Physician specialist Dr Ismael Katjitae believes the highly contagious Delta coronavirus variant is likely responsible for the resurgence of Covid-19 cases and rising deaths in the country.
Namibia will only know on Friday whether the prevailing third wave is attributed to the Delta variant, which has been detected in over 85 countries worldwide, including neighbouring South Africa.
The University of Namibia is currently processing the genomic sequencing analysis to determine if the variant is present in the country. However, Katjitae reckons the sharply rising cases have all the hallmarks of a Delta variant.
“So far, we have not recorded or documented any Delta variant. But clearly, the way this pandemic is behaving, it has all the signs of a Delta variant. It is most probably causing this rapid wave of new infections. During the first wave, we used to
record 315 cases a day, but now we are talking about 1 800 cases a day,” said Katjitae, who was responding to media enquiries at State House yesterday. The Delta variant, which was first identified in India, has spread exponentially across the world and is particularly surging across Africa.
The continent has administered the least vaccines, compared to developed countries that have millions of fully vaccinated populations.
Namibia, which has less than 30 000 people who are fully vaccinated against Covid-19, is battling a rapid rise of new infections, which has chocked both private and public hospitals. The runaway infection rate, numerous deaths and the search for a miracle against the third wave of Covid-19 have turned demand for
Ivermectin into a gold mine for black market peddlers of the parasitic medicine. Katjitae yesterday also warned against the use of Ivermectin in the treatment of Covid-19 because there is no evidence supporting its use.
“We do see patients who have taken Ivermectin and end up severely hospitalised and some have lost their lives. We should be very cautious about this. One should take that with caution, especially when it is not an internationally recognised remedy.

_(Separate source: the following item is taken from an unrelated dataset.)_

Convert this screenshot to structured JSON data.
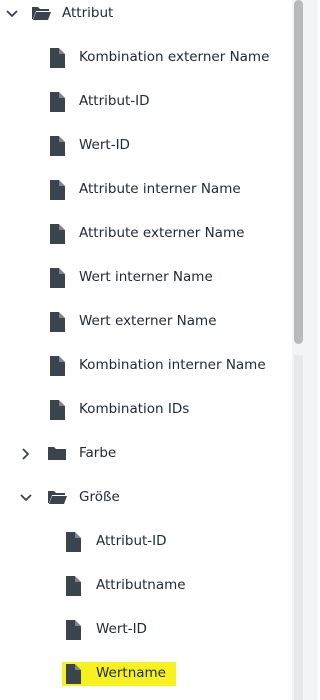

If it was so fantastic, the whole media would be talking about it,” Katjitae said. Emergency medicine specialist Dr Kaveto Sikuvi also warned against the use of Ivermectin.
“There is no evidence that Ivermectin has any impact in terms of treating Covid-19. That notion of not allowing Ivermectin not to be used in the treatment of Covid-19 is actually based on evidence that does not support its use,” said Sikuvi, who also heads the Covid-19 case management task force.
The drug, believed to be effective against Covid-19, has forced desperate Namibians to fork out as much as N$1 500 to get their hands on Ivermectin.
Tablets are being sold for as much as N$1 500 for 20 tablets on the informal market, while pharmacists all over the country are charging about N$20 per tablet or N$195 for 10 tablets.
Ivermectin for animals in liquid form, according to Agra, costs about N$90; however, Namibians have been paying as much as N$800 for 50 millilitres on the black market.
A group of 30 doctors in Namibia earlier also appealed to the health ministry and the Namibia Medicines Regulatory Council (NMRC) to approve ivermectin as a Covid-19 therapy.
Meanwhile, the Namibia Medicines Regulatory Council recently said there is no data to support the use of Ivermectin to
The registrar of medicines, Johannes Gaseb, said the council consulted independent experts in relevant fields – both locally and internationally, adding that available studies are insufficient, used differing dosing regimens and included various concomitant medications.
Drugmaker Merck & Co Inc, who manufactures Ivermectin, in February, said its analysis of available data does not support the safety and efficacy of its anti-parasite drug for the treatment of Covid-19.